At this point, we’ll open the heroic-tiramisu directory in our text editor so that we can start editing files.

In VS Code, select New Window from the File menu, and then select Open Folder from the File menu. Browse to the the heroic-teiramisu directory, select it, and click Open. The directory will open in VS Code. Select the config.toml file in the sidebar to start editing it, as shown below.

The heroic-tiramisu directory in VS Code

The Terminal theme’s documentation provides a sample configuration file that you can use as a starting part. That file contains every possible setting for the Terminal theme, which is overkill for our needs. To simplify things, I’ve customized the defaults and provided them below so that you can copy and paste them into your config.toml file.

💡 Tip: The Hugo configuration file is written in TOML, a file format for configuration files. That’s why the file has the .toml file extension and the odd formatting of the settings below.

baseURL = "/"
languageCode = "en-us"
theme = "terminal"
paginate = 5

[params]
  contentTypeName = "posts"
  themeColor = "orange"
  showMenuItems = 1
  fullWidthTheme = false
  centerTheme = true

[languages]
  [languages.en]
    languageName = "English"
    title = "Heroic Tiramisu"
    subtitle = "A delicious blog"
    owner = "Heroic Tiramisu"
    keywords = ""
    copyright = "© 2023 Heroic Tiramisu"
    menuMore = "Show more"
    readMore = "Read more"
    readOtherPosts = "Read other posts"
    newerPosts = "Newer posts"
    olderPosts = "Older posts"
    missingContentMessage = "Page not found..."
    missingBackButtonLabel = "Back to home page"

    [languages.en.params.logo]
      logoText = "Heroic Tiramisu"
      logoHomeLink = "/"

Save the changes to the config.toml file. We’ve finished installing and configuring the theme. Now we can see what it looks like!

Previewing the Website

We haven’t created any content for our Hugo website yet, but since we already have a skeleton website and a theme, we can still preview it. We can do this by using the small web server that comes with Hugo. After we start the server, we can open our website in our web browser—it will only be visible to us.

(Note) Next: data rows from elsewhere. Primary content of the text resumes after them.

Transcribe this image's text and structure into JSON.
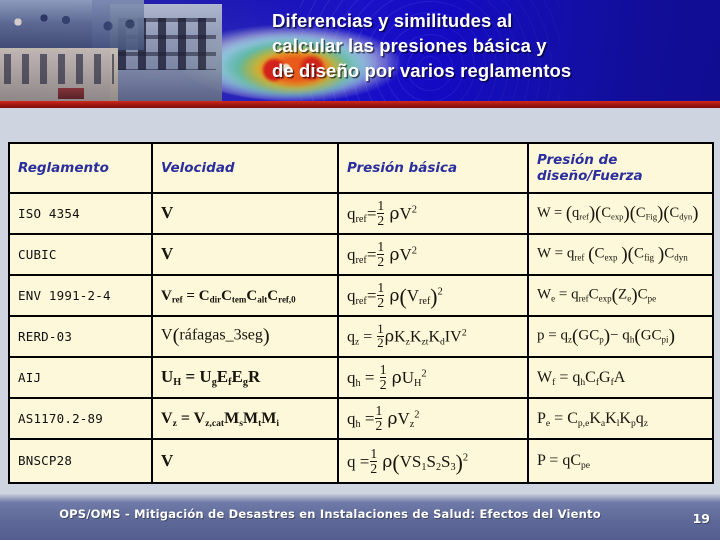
{
  "slide": {
    "title_lines": [
      "Diferencias y similitudes al",
      "calcular las presiones básica y",
      "de diseño por varios reglamentos"
    ],
    "accent_red": "#9e1410",
    "banner_blue": "#1410b4",
    "table_bg": "#fcf8d9",
    "header_text_color": "#2b2f9e"
  },
  "table": {
    "headers": {
      "reglamento": "Reglamento",
      "velocidad": "Velocidad",
      "presion_basica": "Presión básica",
      "presion_diseno": "Presión de diseño/Fuerza"
    },
    "rows": [
      {
        "reglamento": "ISO 4354",
        "velocidad": "V",
        "presion_basica": "q_ref = 1/2 ρ V²",
        "presion_diseno": "W = (q_ref)(C_exp)(C_Fig)(C_dyn)"
      },
      {
        "reglamento": "CUBIC",
        "velocidad": "V",
        "presion_basica": "q_ref = 1/2 ρ V²",
        "presion_diseno": "W = q_ref (C_exp)(C_fig)(C_dyn)"
      },
      {
        "reglamento": "ENV 1991-2-4",
        "velocidad": "V_ref = C_dir C_tem C_alt C_ref,0",
        "presion_basica": "q_ref = 1/2 ρ (V_ref)²",
        "presion_diseno": "W_e = q_ref C_exp (Z_e) C_pe"
      },
      {
        "reglamento": "RERD-03",
        "velocidad": "V(ráfagas_3seg)",
        "presion_basica": "q_z = 1/2 ρ K_z K_zt K_d I V²",
        "presion_diseno": "p = q_z (GC_p) − q_h (GC_pi)"
      },
      {
        "reglamento": "AIJ",
        "velocidad": "U_H = U_g E_f E_g R",
        "presion_basica": "q_h = 1/2 ρ U_H²",
        "presion_diseno": "W_f = q_h C_f G_f A"
      },
      {
        "reglamento": "AS1170.2-89",
        "velocidad": "V_z = V_z,cat M_s M_t M_i",
        "presion_basica": "q_h = 1/2 ρ V_z²",
        "presion_diseno": "P_e = C_p,e K_a K_l K_p q_z"
      },
      {
        "reglamento": "BNSCP28",
        "velocidad": "V",
        "presion_basica": "q = 1/2 ρ (V S₁ S₂ S₃)²",
        "presion_diseno": "P = q C_pe"
      }
    ]
  },
  "footer": {
    "text": "OPS/OMS - Mitigación de Desastres en Instalaciones de Salud: Efectos del Viento",
    "page_number": "19"
  }
}
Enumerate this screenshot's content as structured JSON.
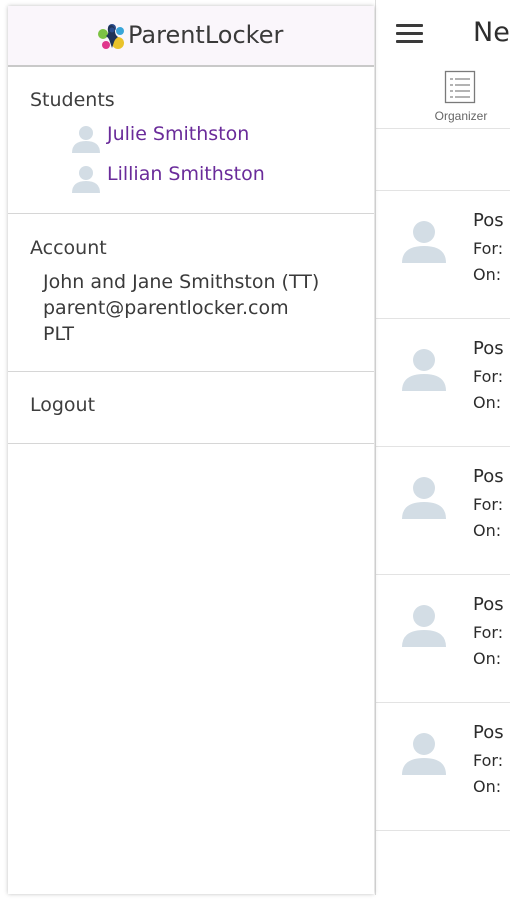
{
  "app": {
    "brand": "ParentLocker"
  },
  "main": {
    "title": "New",
    "tabs": [
      {
        "label": "Organizer",
        "icon": "list-icon"
      }
    ],
    "posts": [
      {
        "title": "Pos",
        "for": "For:",
        "on": "On:"
      },
      {
        "title": "Pos",
        "for": "For:",
        "on": "On:"
      },
      {
        "title": "Pos",
        "for": "For:",
        "on": "On:"
      },
      {
        "title": "Pos",
        "for": "For:",
        "on": "On:"
      },
      {
        "title": "Pos",
        "for": "For:",
        "on": "On:"
      }
    ]
  },
  "drawer": {
    "students_title": "Students",
    "students": [
      {
        "name": "Julie Smithston"
      },
      {
        "name": "Lillian Smithston"
      }
    ],
    "account_title": "Account",
    "account": {
      "name": "John and Jane Smithston (TT)",
      "email": "parent@parentlocker.com",
      "org": "PLT"
    },
    "logout_label": "Logout"
  },
  "colors": {
    "link": "#6a2b9a",
    "header_bg": "#faf6fb",
    "avatar": "#d3dde5"
  }
}
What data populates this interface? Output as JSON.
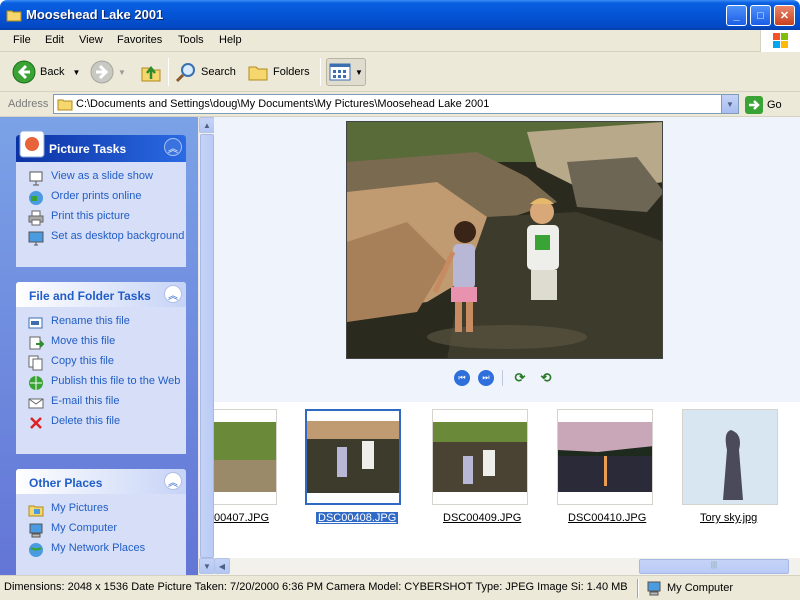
{
  "window": {
    "title": "Moosehead Lake 2001"
  },
  "menu": [
    "File",
    "Edit",
    "View",
    "Favorites",
    "Tools",
    "Help"
  ],
  "toolbar": {
    "back": "Back",
    "search": "Search",
    "folders": "Folders"
  },
  "address": {
    "label": "Address",
    "path": "C:\\Documents and Settings\\doug\\My Documents\\My Pictures\\Moosehead Lake 2001",
    "go": "Go"
  },
  "panels": {
    "picture_tasks": {
      "title": "Picture Tasks",
      "items": [
        "View as a slide show",
        "Order prints online",
        "Print this picture",
        "Set as desktop background"
      ]
    },
    "file_folder_tasks": {
      "title": "File and Folder Tasks",
      "items": [
        "Rename this file",
        "Move this file",
        "Copy this file",
        "Publish this file to the Web",
        "E-mail this file",
        "Delete this file"
      ]
    },
    "other_places": {
      "title": "Other Places",
      "items": [
        "My Pictures",
        "My Computer",
        "My Network Places"
      ]
    }
  },
  "thumbnails": [
    {
      "label": "00407.JPG",
      "selected": false
    },
    {
      "label": "DSC00408.JPG",
      "selected": true
    },
    {
      "label": "DSC00409.JPG",
      "selected": false
    },
    {
      "label": "DSC00410.JPG",
      "selected": false
    },
    {
      "label": "Tory sky.jpg",
      "selected": false
    }
  ],
  "status": {
    "text": "Dimensions: 2048 x 1536 Date Picture Taken: 7/20/2000 6:36 PM Camera Model: CYBERSHOT Type: JPEG Image Si: 1.40 MB",
    "location": "My Computer"
  },
  "colors": {
    "title_blue": "#0455d6",
    "link_blue": "#215dc6",
    "selection": "#316ac5"
  }
}
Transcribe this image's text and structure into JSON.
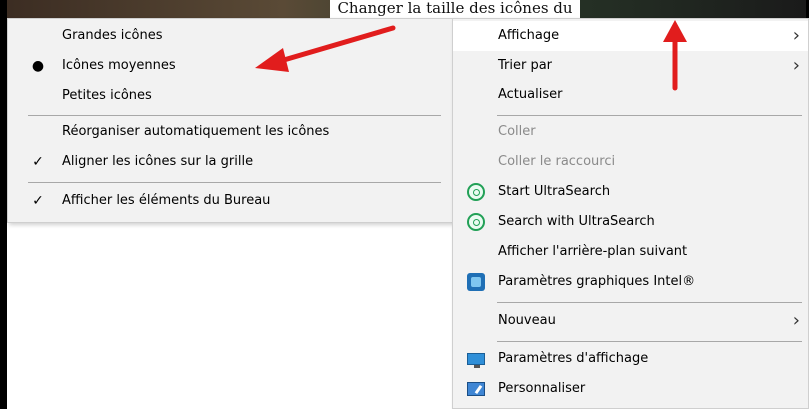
{
  "page_heading": "Changer la taille des icônes du Bureau",
  "submenu": {
    "items": [
      {
        "label": "Grandes icônes",
        "mark": ""
      },
      {
        "label": "Icônes moyennes",
        "mark": "●"
      },
      {
        "label": "Petites icônes",
        "mark": ""
      },
      {
        "label": "Réorganiser automatiquement les icônes",
        "mark": ""
      },
      {
        "label": "Aligner les icônes sur la grille",
        "mark": "✓"
      },
      {
        "label": "Afficher les éléments du Bureau",
        "mark": "✓"
      }
    ]
  },
  "menu": {
    "items": [
      {
        "label": "Affichage",
        "submenu_chevron": "›",
        "highlighted": true
      },
      {
        "label": "Trier par",
        "submenu_chevron": "›"
      },
      {
        "label": "Actualiser"
      },
      {
        "label": "Coller",
        "disabled": true
      },
      {
        "label": "Coller le raccourci",
        "disabled": true
      },
      {
        "label": "Start UltraSearch",
        "icon": "search-icon"
      },
      {
        "label": "Search with UltraSearch",
        "icon": "search-icon"
      },
      {
        "label": "Afficher l'arrière-plan suivant"
      },
      {
        "label": "Paramètres graphiques Intel®",
        "icon": "intel-icon"
      },
      {
        "label": "Nouveau",
        "submenu_chevron": "›"
      },
      {
        "label": "Paramètres d'affichage",
        "icon": "display-icon"
      },
      {
        "label": "Personnaliser",
        "icon": "personalize-icon"
      }
    ]
  },
  "colors": {
    "menu_background": "#f2f2f2",
    "highlight": "#ffffff",
    "disabled_text": "#8a8a8a",
    "annotation_arrow": "#e11d1d",
    "ultrasearch_green": "#21a056"
  }
}
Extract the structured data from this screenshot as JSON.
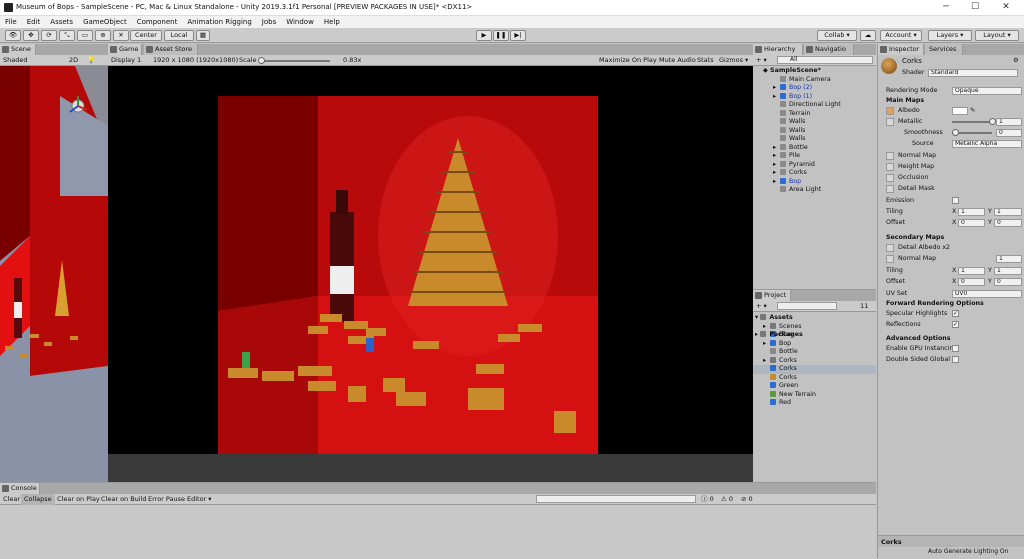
{
  "window": {
    "title": "Museum of Bops - SampleScene - PC, Mac & Linux Standalone - Unity 2019.3.1f1 Personal [PREVIEW PACKAGES IN USE]* <DX11>",
    "minimize": "─",
    "maximize": "☐",
    "close": "✕"
  },
  "menu": [
    "File",
    "Edit",
    "Assets",
    "GameObject",
    "Component",
    "Animation Rigging",
    "Jobs",
    "Window",
    "Help"
  ],
  "toolbar": {
    "center": "Center",
    "local": "Local",
    "collab": "Collab ▾",
    "account": "Account ▾",
    "layers": "Layers ▾",
    "layout": "Layout ▾"
  },
  "scene": {
    "tab": "Scene",
    "shading": "Shaded",
    "mode2d": "2D"
  },
  "game": {
    "tab": "Game",
    "tab2": "Asset Store",
    "display": "Display 1",
    "resolution": "1920 x 1080 (1920x1080)",
    "scale_label": "Scale",
    "scale_value": "0.83x",
    "maximize": "Maximize On Play",
    "mute": "Mute Audio",
    "stats": "Stats",
    "gizmos": "Gizmos ▾"
  },
  "hierarchy": {
    "tab": "Hierarchy",
    "tab2": "Navigatio",
    "search_placeholder": "All",
    "scene": "SampleScene*",
    "items": [
      {
        "label": "Main Camera",
        "blue": false,
        "arrow": ""
      },
      {
        "label": "Bop (2)",
        "blue": true,
        "arrow": "▸"
      },
      {
        "label": "Bop (1)",
        "blue": true,
        "arrow": "▸"
      },
      {
        "label": "Directional Light",
        "blue": false,
        "arrow": ""
      },
      {
        "label": "Terrain",
        "blue": false,
        "arrow": ""
      },
      {
        "label": "Walls",
        "blue": false,
        "arrow": ""
      },
      {
        "label": "Walls",
        "blue": false,
        "arrow": ""
      },
      {
        "label": "Walls",
        "blue": false,
        "arrow": ""
      },
      {
        "label": "Bottle",
        "blue": false,
        "arrow": "▸"
      },
      {
        "label": "Pile",
        "blue": false,
        "arrow": "▸"
      },
      {
        "label": "Pyramid",
        "blue": false,
        "arrow": "▸"
      },
      {
        "label": "Corks",
        "blue": false,
        "arrow": "▸"
      },
      {
        "label": "Bop",
        "blue": true,
        "arrow": "▸"
      },
      {
        "label": "Area Light",
        "blue": false,
        "arrow": ""
      }
    ]
  },
  "project": {
    "tab": "Project",
    "count": "11",
    "root": "Assets",
    "packages": "Packages",
    "items": [
      "Scenes",
      "Blue",
      "Bop",
      "Bottle",
      "Corks",
      "Corks",
      "Corks",
      "Green",
      "New Terrain",
      "Red"
    ]
  },
  "inspector": {
    "tab": "Inspector",
    "tab2": "Services",
    "name": "Corks",
    "shader_label": "Shader",
    "shader": "Standard",
    "rendering_mode_label": "Rendering Mode",
    "rendering_mode": "Opaque",
    "main_maps": "Main Maps",
    "albedo": "Albedo",
    "metallic": "Metallic",
    "metallic_value": "1",
    "smoothness": "Smoothness",
    "smoothness_value": "0",
    "source": "Source",
    "source_value": "Metallic Alpha",
    "normal_map": "Normal Map",
    "height_map": "Height Map",
    "occlusion": "Occlusion",
    "detail_mask": "Detail Mask",
    "emission": "Emission",
    "tiling": "Tiling",
    "offset": "Offset",
    "x": "X",
    "y": "Y",
    "tiling_x": "1",
    "tiling_y": "1",
    "offset_x": "0",
    "offset_y": "0",
    "secondary_maps": "Secondary Maps",
    "detail_albedo": "Detail Albedo x2",
    "normal_map2": "Normal Map",
    "normal_value": "1",
    "tiling2_x": "1",
    "tiling2_y": "1",
    "offset2_x": "0",
    "offset2_y": "0",
    "uv_set": "UV Set",
    "uv_value": "UV0",
    "forward": "Forward Rendering Options",
    "specular": "Specular Highlights",
    "reflections": "Reflections",
    "advanced": "Advanced Options",
    "gpu": "Enable GPU Instancir",
    "double": "Double Sided Global I",
    "footer": "Corks",
    "auto": "Auto Generate Lighting On"
  },
  "console": {
    "tab": "Console",
    "clear": "Clear",
    "collapse": "Collapse",
    "clear_on_play": "Clear on Play",
    "clear_on_build": "Clear on Build",
    "error_pause": "Error Pause",
    "editor": "Editor ▾",
    "info_count": "0",
    "warn_count": "0",
    "error_count": "0"
  },
  "colors": {
    "red": "#c40b0b",
    "dark_red": "#4a0000",
    "cork": "#c88a2a",
    "blue_text": "#1436a8",
    "unity_blue": "#2a6bd4"
  }
}
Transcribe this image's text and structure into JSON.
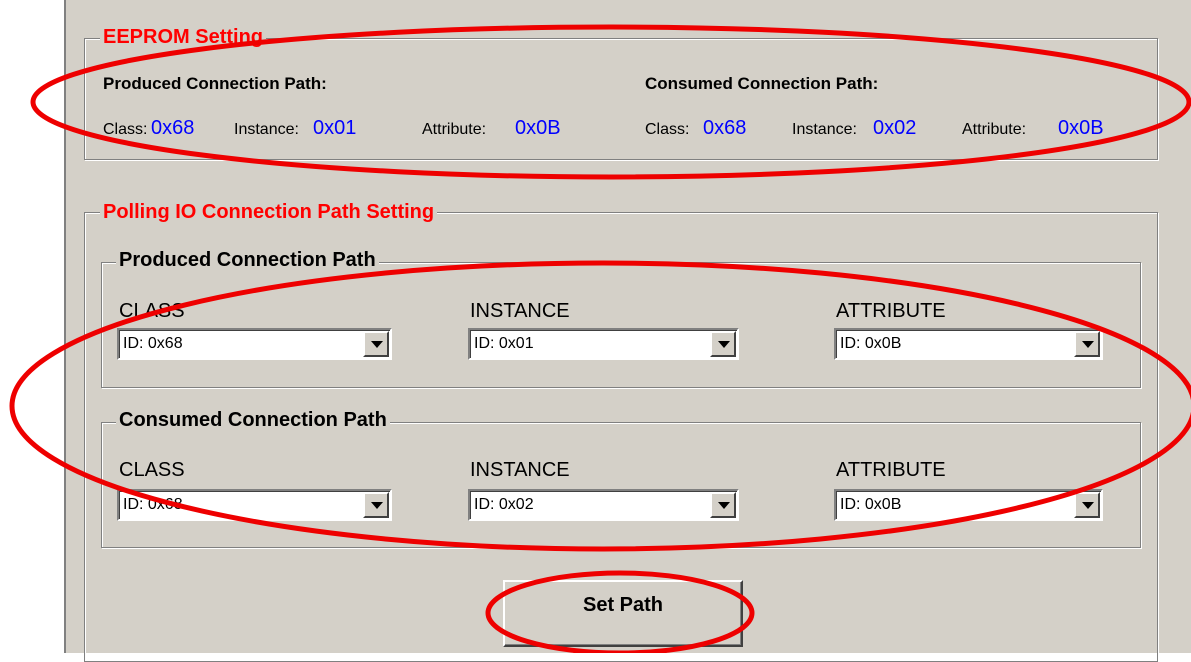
{
  "eeprom": {
    "legend": "EEPROM Setting",
    "produced": {
      "title": "Produced Connection Path:",
      "class_label": "Class:",
      "class_value": "0x68",
      "instance_label": "Instance:",
      "instance_value": "0x01",
      "attribute_label": "Attribute:",
      "attribute_value": "0x0B"
    },
    "consumed": {
      "title": "Consumed Connection Path:",
      "class_label": "Class:",
      "class_value": "0x68",
      "instance_label": "Instance:",
      "instance_value": "0x02",
      "attribute_label": "Attribute:",
      "attribute_value": "0x0B"
    }
  },
  "polling": {
    "legend": "Polling IO Connection Path Setting",
    "produced": {
      "legend": "Produced Connection Path",
      "class_label": "CLASS",
      "class_value": "ID: 0x68",
      "instance_label": "INSTANCE",
      "instance_value": "ID: 0x01",
      "attribute_label": "ATTRIBUTE",
      "attribute_value": "ID: 0x0B"
    },
    "consumed": {
      "legend": "Consumed Connection Path",
      "class_label": "CLASS",
      "class_value": "ID: 0x68",
      "instance_label": "INSTANCE",
      "instance_value": "ID: 0x02",
      "attribute_label": "ATTRIBUTE",
      "attribute_value": "ID: 0x0B"
    }
  },
  "set_path_label": "Set Path",
  "colors": {
    "panel_bg": "#d4d0c8",
    "legend_red": "#ff0000",
    "value_blue": "#0000ff",
    "annotation_red": "#ee0000"
  },
  "icons": {
    "dropdown": "chevron-down-icon"
  }
}
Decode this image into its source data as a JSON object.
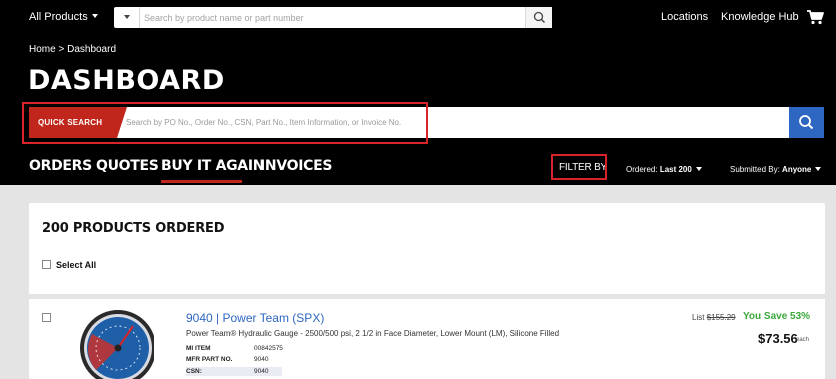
{
  "topbar": {
    "all_products": "All Products",
    "search_placeholder": "Search by product name or part number",
    "locations": "Locations",
    "knowledge_hub": "Knowledge Hub"
  },
  "breadcrumb": {
    "home": "Home",
    "separator": ">",
    "current": "Dashboard"
  },
  "page_title": "DASHBOARD",
  "quick_search": {
    "label": "QUICK SEARCH",
    "placeholder": "Search by PO No., Order No., CSN, Part No., Item Information, or Invoice No."
  },
  "tabs": [
    {
      "label": "ORDERS",
      "active": false
    },
    {
      "label": "QUOTES",
      "active": false
    },
    {
      "label": "BUY IT AGAIN",
      "active": true
    },
    {
      "label": "INVOICES",
      "active": false
    }
  ],
  "filters": {
    "filter_by": "FILTER BY",
    "ordered_label": "Ordered:",
    "ordered_value": "Last 200",
    "submitted_label": "Submitted By:",
    "submitted_value": "Anyone"
  },
  "products": {
    "count_title": "200 PRODUCTS ORDERED",
    "select_all": "Select All",
    "items": [
      {
        "part": "9040",
        "brand": "Power Team (SPX)",
        "title_separator": " | ",
        "description": "Power Team® Hydraulic Gauge - 2500/500 psi, 2 1/2 in Face Diameter, Lower Mount (LM), Silicone Filled",
        "specs": [
          {
            "label": "MI ITEM",
            "value": "00842575"
          },
          {
            "label": "MFR PART NO.",
            "value": "9040"
          },
          {
            "label": "CSN:",
            "value": "9040"
          }
        ],
        "list_label": "List",
        "list_price": "$155.29",
        "you_save": "You Save 53%",
        "price": "$73.56",
        "unit": "each"
      }
    ]
  },
  "colors": {
    "brand_red": "#c0261b",
    "accent_blue": "#2e67c2",
    "save_green": "#3aa83a",
    "highlight_red": "#d8232a"
  }
}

To start Hugo’s web server, switch to your terminal application. Make sure you’re still in the heroic-tiramisu directory (when in doubt, use the pwd command to check which directory you’re in), and then enter the following command:

hugo serve

If everything works, and the server starts, we’ll see the following output:

mcone@wombat heroic-tiramisu % hugo serve
Start building sites …
hugo v0.121.1-00b46fed8e47f7bb0a85d7cfc2d9f1356379b740+extended darwin/arm64 BuildDate=2023-12-08T08:47:45Z VendorInfo=brew

                   | EN
-------------------+-----
  Pages            |  7
  Paginator pages  |  0
  Non-page files   |  0
  Static files     |  7
  Processed images |  0
  Aliases          |  1
  Sitemaps         |  1
  Cleaned          |  0

Built in 59 ms
Watching for changes in /Users/mcone/Documents/heroic-tiramisu/{archetypes,assets,content,data,layouts,static,themes}
Watching for config changes in /Users/mcone/Documents/heroic-tiramisu/config.toml, /Users/mcone/Documents/heroic-tiramisu/themes/terminal/config.toml
Environment: "development"
Serving pages from memory
Running in Fast Render Mode. For full rebuilds on change: hugo server --disableFastRender
Web Server is available at //localhost:1313/ (bind address 127.0.0.1)
Press Ctrl+C to stop

Now we can open the website in our web browser. See the URL in the output above? We’ll copy and paste that—localhost:1313—into our web browser to open the website, as shown below.

Previewing the Heroic Tiramisu Hugo website

It doesn’t look like much right now—we can only see the header and footer. But still, our website is coming along!

Let’s stop the server for now. Switch back to the Terminal application and press both the Control and C keys on the keyboard. Later, after we add some content, we’ll start the server again to see what our website looks like with blog posts.